--- RECORD EXTRACTS ---

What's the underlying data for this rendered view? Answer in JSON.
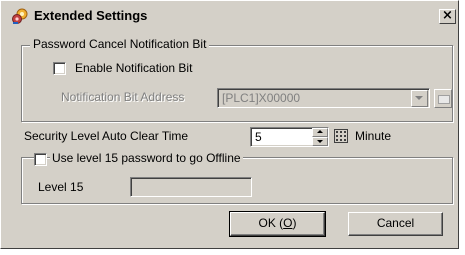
{
  "window": {
    "title": "Extended Settings",
    "close_label": "×"
  },
  "password_group": {
    "legend": "Password Cancel Notification Bit",
    "enable_label": "Enable Notification Bit",
    "enable_checked": false,
    "address_label": "Notification Bit Address",
    "address_value": "[PLC1]X00000"
  },
  "security": {
    "label": "Security Level Auto Clear Time",
    "value": "5",
    "unit": "Minute"
  },
  "offline_group": {
    "legend": "Use level 15 password to go Offline",
    "checked": false,
    "level_label": "Level 15",
    "level_value": ""
  },
  "buttons": {
    "ok_label": "OK (",
    "ok_mnemonic": "O",
    "ok_suffix": ")",
    "cancel_label": "Cancel"
  },
  "icons": {
    "title": "settings-gear-icon",
    "dropdown": "chevron-down-icon",
    "address_picker": "keypad-icon",
    "spin": "spinner-icon",
    "keypad": "calculator-icon"
  }
}
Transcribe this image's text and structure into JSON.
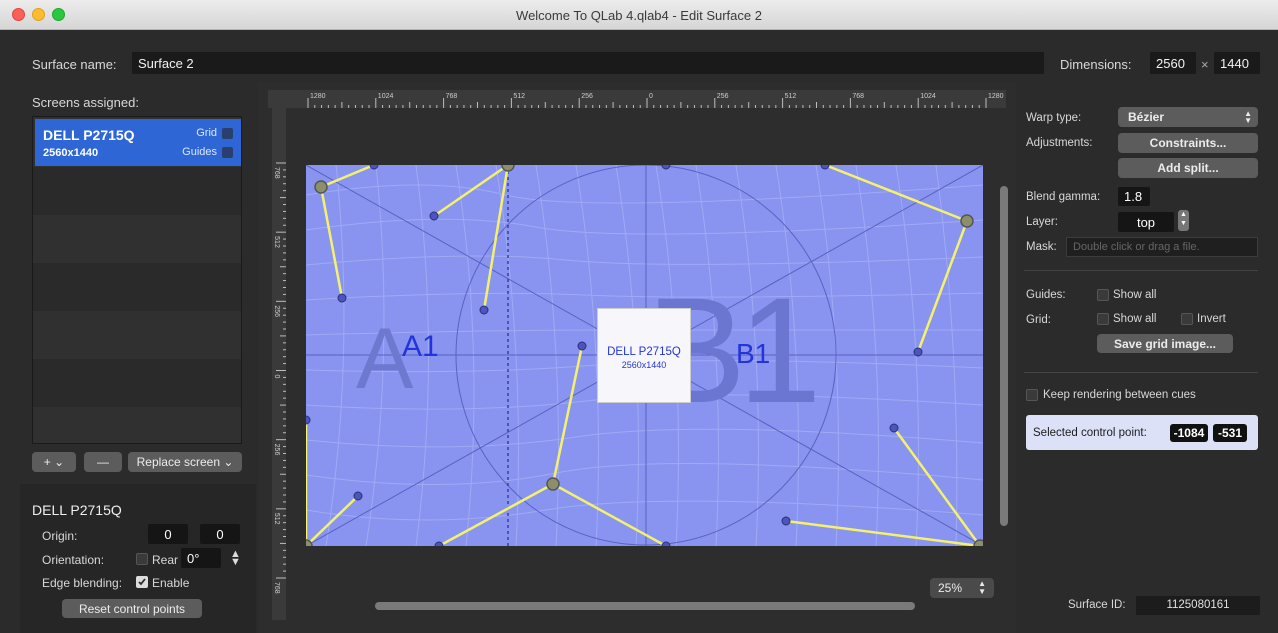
{
  "window": {
    "title": "Welcome To QLab 4.qlab4 - Edit Surface 2"
  },
  "header": {
    "surface_name_label": "Surface name:",
    "surface_name_value": "Surface 2",
    "dimensions_label": "Dimensions:",
    "dim_width": "2560",
    "dim_x": "×",
    "dim_height": "1440"
  },
  "screens": {
    "label": "Screens assigned:",
    "items": [
      {
        "name": "DELL P2715Q",
        "resolution": "2560x1440",
        "grid_label": "Grid",
        "guides_label": "Guides"
      }
    ],
    "add_button": "+ ⌄",
    "remove_button": "—",
    "replace_button": "Replace screen ⌄"
  },
  "screen_detail": {
    "title": "DELL P2715Q",
    "origin_label": "Origin:",
    "origin_x": "0",
    "origin_y": "0",
    "orientation_label": "Orientation:",
    "rear_label": "Rear",
    "rotation_value": "0°",
    "edge_blending_label": "Edge blending:",
    "enable_label": "Enable",
    "reset_button": "Reset control points"
  },
  "canvas": {
    "ruler_top_labels": [
      "1280",
      "1024",
      "768",
      "512",
      "256",
      "0",
      "256",
      "512",
      "768",
      "1024",
      "1280"
    ],
    "ruler_left_labels": [
      "768",
      "512",
      "256",
      "0",
      "256",
      "512",
      "768"
    ],
    "label_a1": "A1",
    "label_b1": "B1",
    "big_a": "A",
    "big_b": "B1",
    "screen_name": "DELL P2715Q",
    "screen_res": "2560x1440",
    "zoom_value": "25%"
  },
  "right_panel": {
    "warp_type_label": "Warp type:",
    "warp_type_value": "Bézier",
    "adjustments_label": "Adjustments:",
    "constraints_button": "Constraints...",
    "add_split_button": "Add split...",
    "blend_gamma_label": "Blend gamma:",
    "blend_gamma_value": "1.8",
    "layer_label": "Layer:",
    "layer_value": "top",
    "mask_label": "Mask:",
    "mask_placeholder": "Double click or drag a file.",
    "guides_label": "Guides:",
    "guides_show_all": "Show all",
    "grid_label": "Grid:",
    "grid_show_all": "Show all",
    "grid_invert": "Invert",
    "save_grid_button": "Save grid image...",
    "keep_rendering_label": "Keep rendering between cues",
    "selected_cp_label": "Selected control point:",
    "selected_cp_x": "-1084",
    "selected_cp_y": "-531",
    "surface_id_label": "Surface ID:",
    "surface_id_value": "1125080161"
  },
  "colors": {
    "surface_fill": "#8894ef",
    "control_line": "#f4f16c",
    "selection_blue": "#2f66d6"
  }
}
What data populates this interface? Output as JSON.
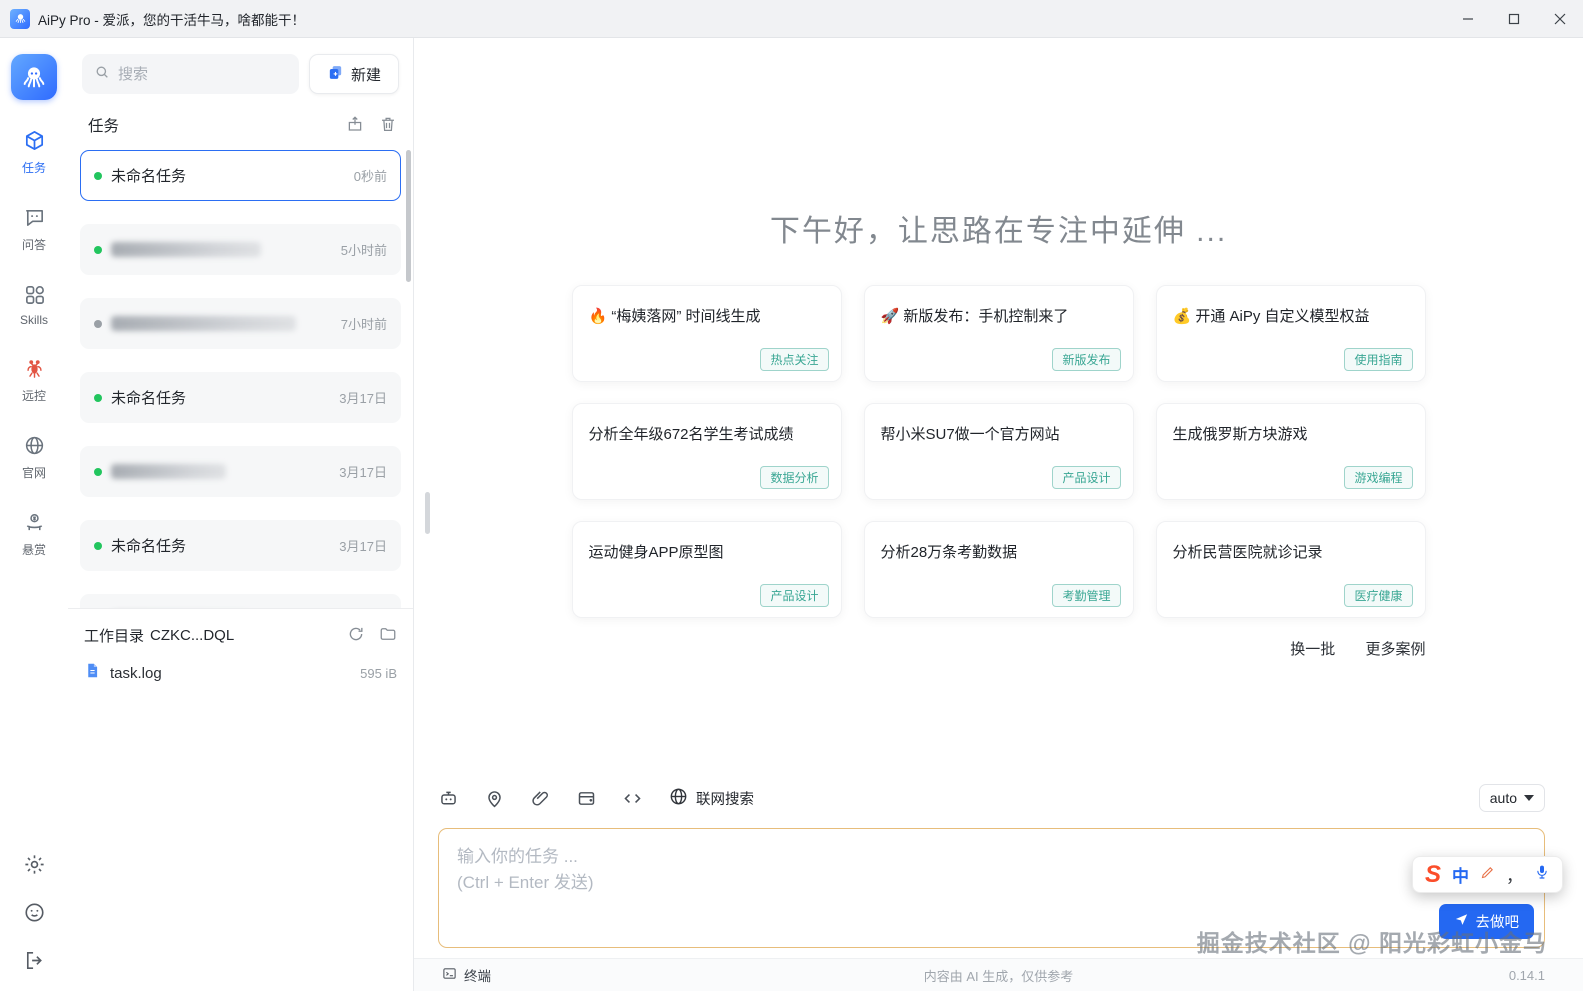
{
  "window": {
    "title": "AiPy Pro - 爱派，您的干活牛马，啥都能干！"
  },
  "sidebar": {
    "items": [
      {
        "label": "任务",
        "active": true
      },
      {
        "label": "问答",
        "active": false
      },
      {
        "label": "Skills",
        "active": false
      },
      {
        "label": "远控",
        "active": false
      },
      {
        "label": "官网",
        "active": false
      },
      {
        "label": "悬赏",
        "active": false
      }
    ]
  },
  "tasks_panel": {
    "search_placeholder": "搜索",
    "new_button": "新建",
    "header": "任务",
    "tasks": [
      {
        "name": "未命名任务",
        "time": "0秒前",
        "selected": true,
        "blurred": false,
        "dot": "green"
      },
      {
        "name": "",
        "time": "5小时前",
        "selected": false,
        "blurred": true,
        "dot": "green"
      },
      {
        "name": "",
        "time": "7小时前",
        "selected": false,
        "blurred": true,
        "dot": "gray"
      },
      {
        "name": "未命名任务",
        "time": "3月17日",
        "selected": false,
        "blurred": false,
        "dot": "green"
      },
      {
        "name": "",
        "time": "3月17日",
        "selected": false,
        "blurred": true,
        "dot": "green"
      },
      {
        "name": "未命名任务",
        "time": "3月17日",
        "selected": false,
        "blurred": false,
        "dot": "green"
      }
    ],
    "workdir": {
      "label": "工作目录",
      "path": "CZKC...DQL",
      "file_name": "task.log",
      "file_size": "595 iB"
    }
  },
  "main": {
    "greeting": "下午好，让思路在专注中延伸 ...",
    "cards": [
      {
        "title": "🔥 “梅姨落网” 时间线生成",
        "tag": "热点关注"
      },
      {
        "title": "🚀 新版发布：手机控制来了",
        "tag": "新版发布"
      },
      {
        "title": "💰 开通 AiPy 自定义模型权益",
        "tag": "使用指南"
      },
      {
        "title": "分析全年级672名学生考试成绩",
        "tag": "数据分析"
      },
      {
        "title": "帮小米SU7做一个官方网站",
        "tag": "产品设计"
      },
      {
        "title": "生成俄罗斯方块游戏",
        "tag": "游戏编程"
      },
      {
        "title": "运动健身APP原型图",
        "tag": "产品设计"
      },
      {
        "title": "分析28万条考勤数据",
        "tag": "考勤管理"
      },
      {
        "title": "分析民营医院就诊记录",
        "tag": "医疗健康"
      }
    ],
    "links": {
      "refresh": "换一批",
      "more": "更多案例"
    },
    "toolbar": {
      "web_search": "联网搜索",
      "model": "auto"
    },
    "input": {
      "placeholder_line1": "输入你的任务 ...",
      "placeholder_line2": "(Ctrl + Enter 发送)"
    },
    "send_button": "去做吧",
    "ime": {
      "logo": "S",
      "lang": "中",
      "punct": "，"
    },
    "watermark": "掘金技术社区 @ 阳光彩虹小金马"
  },
  "statusbar": {
    "terminal": "终端",
    "notice": "内容由 AI 生成，仅供参考",
    "version": "0.14.1"
  },
  "colors": {
    "accent": "#2b6ef3",
    "tag": "#3aa794",
    "input_border": "#e7bd7b",
    "dot_green": "#22c55e",
    "dot_gray": "#9aa0a6",
    "sogou_red": "#fb4e2b"
  },
  "icons": {
    "app-logo": "octopus",
    "search": "magnifier",
    "new-task": "blue-pages-plus",
    "export": "box-arrow-up",
    "trash": "trash-can",
    "refresh": "circular-arrow",
    "folder": "folder-outline",
    "log-file": "blue-document",
    "nav-tasks": "cube",
    "nav-qa": "speech-bubble",
    "nav-skills": "grid",
    "nav-remote": "lobster",
    "nav-website": "globe",
    "nav-bounty": "hand-coin",
    "settings": "gear",
    "account": "smiley",
    "logout": "door-arrow",
    "robot": "robot-head",
    "location": "map-pin",
    "attach": "paperclip",
    "template": "card-plus",
    "code": "angle-brackets",
    "web-search": "globe",
    "send": "paper-plane",
    "terminal": "terminal-window",
    "mic": "microphone",
    "pen": "pen",
    "minimize": "–",
    "maximize": "▢",
    "close": "✕"
  }
}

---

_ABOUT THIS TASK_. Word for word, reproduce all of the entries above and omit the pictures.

_ANSWER BOX_.
What's the underlying data for this rendered view? Answer in JSON.
{
  "window": {
    "title": "Extended Settings",
    "close_label": "×"
  },
  "password_group": {
    "legend": "Password Cancel Notification Bit",
    "enable_label": "Enable Notification Bit",
    "enable_checked": false,
    "address_label": "Notification Bit Address",
    "address_value": "[PLC1]X00000"
  },
  "security": {
    "label": "Security Level Auto Clear Time",
    "value": "5",
    "unit": "Minute"
  },
  "offline_group": {
    "legend": "Use level 15 password to go Offline",
    "checked": false,
    "level_label": "Level 15",
    "level_value": ""
  },
  "buttons": {
    "ok_label": "OK (",
    "ok_mnemonic": "O",
    "ok_suffix": ")",
    "cancel_label": "Cancel"
  },
  "icons": {
    "title": "settings-gear-icon",
    "dropdown": "chevron-down-icon",
    "address_picker": "keypad-icon",
    "spin": "spinner-icon",
    "keypad": "calculator-icon"
  }
}
Transcribe this image's text and structure into JSON.
{
  "window": {
    "title": "Welcome To QLab 4.qlab4 - Edit Surface 2"
  },
  "header": {
    "surface_name_label": "Surface name:",
    "surface_name_value": "Surface 2",
    "dimensions_label": "Dimensions:",
    "dim_width": "2560",
    "dim_x": "×",
    "dim_height": "1440"
  },
  "screens": {
    "label": "Screens assigned:",
    "items": [
      {
        "name": "DELL P2715Q",
        "resolution": "2560x1440",
        "grid_label": "Grid",
        "guides_label": "Guides"
      }
    ],
    "add_button": "+ ⌄",
    "remove_button": "—",
    "replace_button": "Replace screen ⌄"
  },
  "screen_detail": {
    "title": "DELL P2715Q",
    "origin_label": "Origin:",
    "origin_x": "0",
    "origin_y": "0",
    "orientation_label": "Orientation:",
    "rear_label": "Rear",
    "rotation_value": "0°",
    "edge_blending_label": "Edge blending:",
    "enable_label": "Enable",
    "reset_button": "Reset control points"
  },
  "canvas": {
    "ruler_top_labels": [
      "1280",
      "1024",
      "768",
      "512",
      "256",
      "0",
      "256",
      "512",
      "768",
      "1024",
      "1280"
    ],
    "ruler_left_labels": [
      "768",
      "512",
      "256",
      "0",
      "256",
      "512",
      "768"
    ],
    "label_a1": "A1",
    "label_b1": "B1",
    "big_a": "A",
    "big_b": "B1",
    "screen_name": "DELL P2715Q",
    "screen_res": "2560x1440",
    "zoom_value": "25%"
  },
  "right_panel": {
    "warp_type_label": "Warp type:",
    "warp_type_value": "Bézier",
    "adjustments_label": "Adjustments:",
    "constraints_button": "Constraints...",
    "add_split_button": "Add split...",
    "blend_gamma_label": "Blend gamma:",
    "blend_gamma_value": "1.8",
    "layer_label": "Layer:",
    "layer_value": "top",
    "mask_label": "Mask:",
    "mask_placeholder": "Double click or drag a file.",
    "guides_label": "Guides:",
    "guides_show_all": "Show all",
    "grid_label": "Grid:",
    "grid_show_all": "Show all",
    "grid_invert": "Invert",
    "save_grid_button": "Save grid image...",
    "keep_rendering_label": "Keep rendering between cues",
    "selected_cp_label": "Selected control point:",
    "selected_cp_x": "-1084",
    "selected_cp_y": "-531",
    "surface_id_label": "Surface ID:",
    "surface_id_value": "1125080161"
  },
  "colors": {
    "surface_fill": "#8894ef",
    "control_line": "#f4f16c",
    "selection_blue": "#2f66d6"
  }
}
What data populates this interface? Output as JSON.
{
  "window": {
    "title": "AiPy Pro - 爱派，您的干活牛马，啥都能干！"
  },
  "sidebar": {
    "items": [
      {
        "label": "任务",
        "active": true
      },
      {
        "label": "问答",
        "active": false
      },
      {
        "label": "Skills",
        "active": false
      },
      {
        "label": "远控",
        "active": false
      },
      {
        "label": "官网",
        "active": false
      },
      {
        "label": "悬赏",
        "active": false
      }
    ]
  },
  "tasks_panel": {
    "search_placeholder": "搜索",
    "new_button": "新建",
    "header": "任务",
    "tasks": [
      {
        "name": "未命名任务",
        "time": "0秒前",
        "selected": true,
        "blurred": false,
        "dot": "green"
      },
      {
        "name": "",
        "time": "5小时前",
        "selected": false,
        "blurred": true,
        "dot": "green"
      },
      {
        "name": "",
        "time": "7小时前",
        "selected": false,
        "blurred": true,
        "dot": "gray"
      },
      {
        "name": "未命名任务",
        "time": "3月17日",
        "selected": false,
        "blurred": false,
        "dot": "green"
      },
      {
        "name": "",
        "time": "3月17日",
        "selected": false,
        "blurred": true,
        "dot": "green"
      },
      {
        "name": "未命名任务",
        "time": "3月17日",
        "selected": false,
        "blurred": false,
        "dot": "green"
      }
    ],
    "workdir": {
      "label": "工作目录",
      "path": "CZKC...DQL",
      "file_name": "task.log",
      "file_size": "595 iB"
    }
  },
  "main": {
    "greeting": "下午好，让思路在专注中延伸 ...",
    "cards": [
      {
        "title": "🔥 “梅姨落网” 时间线生成",
        "tag": "热点关注"
      },
      {
        "title": "🚀 新版发布：手机控制来了",
        "tag": "新版发布"
      },
      {
        "title": "💰 开通 AiPy 自定义模型权益",
        "tag": "使用指南"
      },
      {
        "title": "分析全年级672名学生考试成绩",
        "tag": "数据分析"
      },
      {
        "title": "帮小米SU7做一个官方网站",
        "tag": "产品设计"
      },
      {
        "title": "生成俄罗斯方块游戏",
        "tag": "游戏编程"
      },
      {
        "title": "运动健身APP原型图",
        "tag": "产品设计"
      },
      {
        "title": "分析28万条考勤数据",
        "tag": "考勤管理"
      },
      {
        "title": "分析民营医院就诊记录",
        "tag": "医疗健康"
      }
    ],
    "links": {
      "refresh": "换一批",
      "more": "更多案例"
    },
    "toolbar": {
      "web_search": "联网搜索",
      "model": "auto"
    },
    "input": {
      "placeholder_line1": "输入你的任务 ...",
      "placeholder_line2": "(Ctrl + Enter 发送)"
    },
    "send_button": "去做吧",
    "ime": {
      "logo": "S",
      "lang": "中",
      "punct": "，"
    },
    "watermark": "掘金技术社区 @ 阳光彩虹小金马"
  },
  "statusbar": {
    "terminal": "终端",
    "notice": "内容由 AI 生成，仅供参考",
    "version": "0.14.1"
  },
  "colors": {
    "accent": "#2b6ef3",
    "tag": "#3aa794",
    "input_border": "#e7bd7b",
    "dot_green": "#22c55e",
    "dot_gray": "#9aa0a6",
    "sogou_red": "#fb4e2b"
  },
  "icons": {
    "app-logo": "octopus",
    "search": "magnifier",
    "new-task": "blue-pages-plus",
    "export": "box-arrow-up",
    "trash": "trash-can",
    "refresh": "circular-arrow",
    "folder": "folder-outline",
    "log-file": "blue-document",
    "nav-tasks": "cube",
    "nav-qa": "speech-bubble",
    "nav-skills": "grid",
    "nav-remote": "lobster",
    "nav-website": "globe",
    "nav-bounty": "hand-coin",
    "settings": "gear",
    "account": "smiley",
    "logout": "door-arrow",
    "robot": "robot-head",
    "location": "map-pin",
    "attach": "paperclip",
    "template": "card-plus",
    "code": "angle-brackets",
    "web-search": "globe",
    "send": "paper-plane",
    "terminal": "terminal-window",
    "mic": "microphone",
    "pen": "pen",
    "minimize": "–",
    "maximize": "▢",
    "close": "✕"
  }
}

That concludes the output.